[What the task asks] Print out every line of the listing below without alteration.

____________________

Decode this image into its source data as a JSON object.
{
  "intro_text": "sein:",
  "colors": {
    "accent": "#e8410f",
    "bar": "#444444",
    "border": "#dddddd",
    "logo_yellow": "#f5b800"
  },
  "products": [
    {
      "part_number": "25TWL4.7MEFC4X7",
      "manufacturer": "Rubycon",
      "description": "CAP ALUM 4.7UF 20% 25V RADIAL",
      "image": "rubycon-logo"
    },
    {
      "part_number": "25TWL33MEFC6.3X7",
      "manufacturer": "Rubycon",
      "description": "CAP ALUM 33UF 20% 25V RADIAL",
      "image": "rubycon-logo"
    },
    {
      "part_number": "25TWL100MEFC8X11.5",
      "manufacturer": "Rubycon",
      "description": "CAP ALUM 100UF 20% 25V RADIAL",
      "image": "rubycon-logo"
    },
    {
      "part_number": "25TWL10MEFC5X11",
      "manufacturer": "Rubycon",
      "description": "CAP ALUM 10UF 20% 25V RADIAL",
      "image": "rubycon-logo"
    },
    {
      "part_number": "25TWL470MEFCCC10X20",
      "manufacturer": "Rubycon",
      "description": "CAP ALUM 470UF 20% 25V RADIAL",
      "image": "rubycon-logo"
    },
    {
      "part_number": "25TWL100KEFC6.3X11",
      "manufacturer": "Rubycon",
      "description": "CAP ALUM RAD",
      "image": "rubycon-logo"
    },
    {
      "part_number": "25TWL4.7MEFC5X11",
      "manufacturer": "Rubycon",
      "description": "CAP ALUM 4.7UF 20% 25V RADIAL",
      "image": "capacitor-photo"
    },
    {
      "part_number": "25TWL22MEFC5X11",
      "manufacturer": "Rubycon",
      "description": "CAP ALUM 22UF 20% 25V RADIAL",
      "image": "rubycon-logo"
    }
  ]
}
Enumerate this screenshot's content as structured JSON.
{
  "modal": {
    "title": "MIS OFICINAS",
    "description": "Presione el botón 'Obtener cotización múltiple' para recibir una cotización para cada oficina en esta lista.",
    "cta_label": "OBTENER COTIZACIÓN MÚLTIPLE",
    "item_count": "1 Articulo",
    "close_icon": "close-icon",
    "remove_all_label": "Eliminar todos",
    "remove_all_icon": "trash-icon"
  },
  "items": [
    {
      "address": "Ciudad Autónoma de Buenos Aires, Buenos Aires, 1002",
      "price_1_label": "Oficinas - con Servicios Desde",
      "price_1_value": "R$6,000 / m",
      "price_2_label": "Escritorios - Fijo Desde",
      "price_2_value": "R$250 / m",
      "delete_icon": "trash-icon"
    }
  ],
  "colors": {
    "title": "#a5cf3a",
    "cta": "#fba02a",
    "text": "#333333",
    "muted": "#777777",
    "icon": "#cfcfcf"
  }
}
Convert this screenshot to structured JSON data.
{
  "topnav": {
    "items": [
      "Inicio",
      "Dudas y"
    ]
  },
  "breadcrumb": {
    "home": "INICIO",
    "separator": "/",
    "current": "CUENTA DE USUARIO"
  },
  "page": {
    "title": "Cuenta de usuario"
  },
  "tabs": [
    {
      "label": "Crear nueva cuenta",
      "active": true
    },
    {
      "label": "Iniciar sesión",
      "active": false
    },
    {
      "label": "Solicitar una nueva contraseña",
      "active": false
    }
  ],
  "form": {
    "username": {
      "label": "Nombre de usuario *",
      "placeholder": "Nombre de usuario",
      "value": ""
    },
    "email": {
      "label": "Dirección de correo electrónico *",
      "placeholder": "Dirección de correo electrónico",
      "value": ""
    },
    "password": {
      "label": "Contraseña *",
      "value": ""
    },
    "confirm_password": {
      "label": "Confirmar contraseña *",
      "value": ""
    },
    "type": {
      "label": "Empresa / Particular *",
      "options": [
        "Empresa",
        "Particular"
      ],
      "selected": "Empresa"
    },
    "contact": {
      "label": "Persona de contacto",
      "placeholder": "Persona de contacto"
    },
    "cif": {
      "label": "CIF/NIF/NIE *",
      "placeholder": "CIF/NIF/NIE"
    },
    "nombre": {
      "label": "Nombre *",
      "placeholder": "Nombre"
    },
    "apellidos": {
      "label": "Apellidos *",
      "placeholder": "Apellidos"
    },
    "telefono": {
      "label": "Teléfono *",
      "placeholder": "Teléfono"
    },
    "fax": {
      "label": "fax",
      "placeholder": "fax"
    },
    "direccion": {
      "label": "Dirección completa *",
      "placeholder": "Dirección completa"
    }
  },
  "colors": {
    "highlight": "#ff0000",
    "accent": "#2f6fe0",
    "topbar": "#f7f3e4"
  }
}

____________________

[Task answer]
Decode this image into its source data as a JSON object.
{
  "intro_text": "sein:",
  "colors": {
    "accent": "#e8410f",
    "bar": "#444444",
    "border": "#dddddd",
    "logo_yellow": "#f5b800"
  },
  "products": [
    {
      "part_number": "25TWL4.7MEFC4X7",
      "manufacturer": "Rubycon",
      "description": "CAP ALUM 4.7UF 20% 25V RADIAL",
      "image": "rubycon-logo"
    },
    {
      "part_number": "25TWL33MEFC6.3X7",
      "manufacturer": "Rubycon",
      "description": "CAP ALUM 33UF 20% 25V RADIAL",
      "image": "rubycon-logo"
    },
    {
      "part_number": "25TWL100MEFC8X11.5",
      "manufacturer": "Rubycon",
      "description": "CAP ALUM 100UF 20% 25V RADIAL",
      "image": "rubycon-logo"
    },
    {
      "part_number": "25TWL10MEFC5X11",
      "manufacturer": "Rubycon",
      "description": "CAP ALUM 10UF 20% 25V RADIAL",
      "image": "rubycon-logo"
    },
    {
      "part_number": "25TWL470MEFCCC10X20",
      "manufacturer": "Rubycon",
      "description": "CAP ALUM 470UF 20% 25V RADIAL",
      "image": "rubycon-logo"
    },
    {
      "part_number": "25TWL100KEFC6.3X11",
      "manufacturer": "Rubycon",
      "description": "CAP ALUM RAD",
      "image": "rubycon-logo"
    },
    {
      "part_number": "25TWL4.7MEFC5X11",
      "manufacturer": "Rubycon",
      "description": "CAP ALUM 4.7UF 20% 25V RADIAL",
      "image": "capacitor-photo"
    },
    {
      "part_number": "25TWL22MEFC5X11",
      "manufacturer": "Rubycon",
      "description": "CAP ALUM 22UF 20% 25V RADIAL",
      "image": "rubycon-logo"
    }
  ]
}
Enumerate this screenshot's content as structured JSON.
{
  "modal": {
    "title": "MIS OFICINAS",
    "description": "Presione el botón 'Obtener cotización múltiple' para recibir una cotización para cada oficina en esta lista.",
    "cta_label": "OBTENER COTIZACIÓN MÚLTIPLE",
    "item_count": "1 Articulo",
    "close_icon": "close-icon",
    "remove_all_label": "Eliminar todos",
    "remove_all_icon": "trash-icon"
  },
  "items": [
    {
      "address": "Ciudad Autónoma de Buenos Aires, Buenos Aires, 1002",
      "price_1_label": "Oficinas - con Servicios Desde",
      "price_1_value": "R$6,000 / m",
      "price_2_label": "Escritorios - Fijo Desde",
      "price_2_value": "R$250 / m",
      "delete_icon": "trash-icon"
    }
  ],
  "colors": {
    "title": "#a5cf3a",
    "cta": "#fba02a",
    "text": "#333333",
    "muted": "#777777",
    "icon": "#cfcfcf"
  }
}
Convert this screenshot to structured JSON data.
{
  "topnav": {
    "items": [
      "Inicio",
      "Dudas y"
    ]
  },
  "breadcrumb": {
    "home": "INICIO",
    "separator": "/",
    "current": "CUENTA DE USUARIO"
  },
  "page": {
    "title": "Cuenta de usuario"
  },
  "tabs": [
    {
      "label": "Crear nueva cuenta",
      "active": true
    },
    {
      "label": "Iniciar sesión",
      "active": false
    },
    {
      "label": "Solicitar una nueva contraseña",
      "active": false
    }
  ],
  "form": {
    "username": {
      "label": "Nombre de usuario *",
      "placeholder": "Nombre de usuario",
      "value": ""
    },
    "email": {
      "label": "Dirección de correo electrónico *",
      "placeholder": "Dirección de correo electrónico",
      "value": ""
    },
    "password": {
      "label": "Contraseña *",
      "value": ""
    },
    "confirm_password": {
      "label": "Confirmar contraseña *",
      "value": ""
    },
    "type": {
      "label": "Empresa / Particular *",
      "options": [
        "Empresa",
        "Particular"
      ],
      "selected": "Empresa"
    },
    "contact": {
      "label": "Persona de contacto",
      "placeholder": "Persona de contacto"
    },
    "cif": {
      "label": "CIF/NIF/NIE *",
      "placeholder": "CIF/NIF/NIE"
    },
    "nombre": {
      "label": "Nombre *",
      "placeholder": "Nombre"
    },
    "apellidos": {
      "label": "Apellidos *",
      "placeholder": "Apellidos"
    },
    "telefono": {
      "label": "Teléfono *",
      "placeholder": "Teléfono"
    },
    "fax": {
      "label": "fax",
      "placeholder": "fax"
    },
    "direccion": {
      "label": "Dirección completa *",
      "placeholder": "Dirección completa"
    }
  },
  "colors": {
    "highlight": "#ff0000",
    "accent": "#2f6fe0",
    "topbar": "#f7f3e4"
  }
}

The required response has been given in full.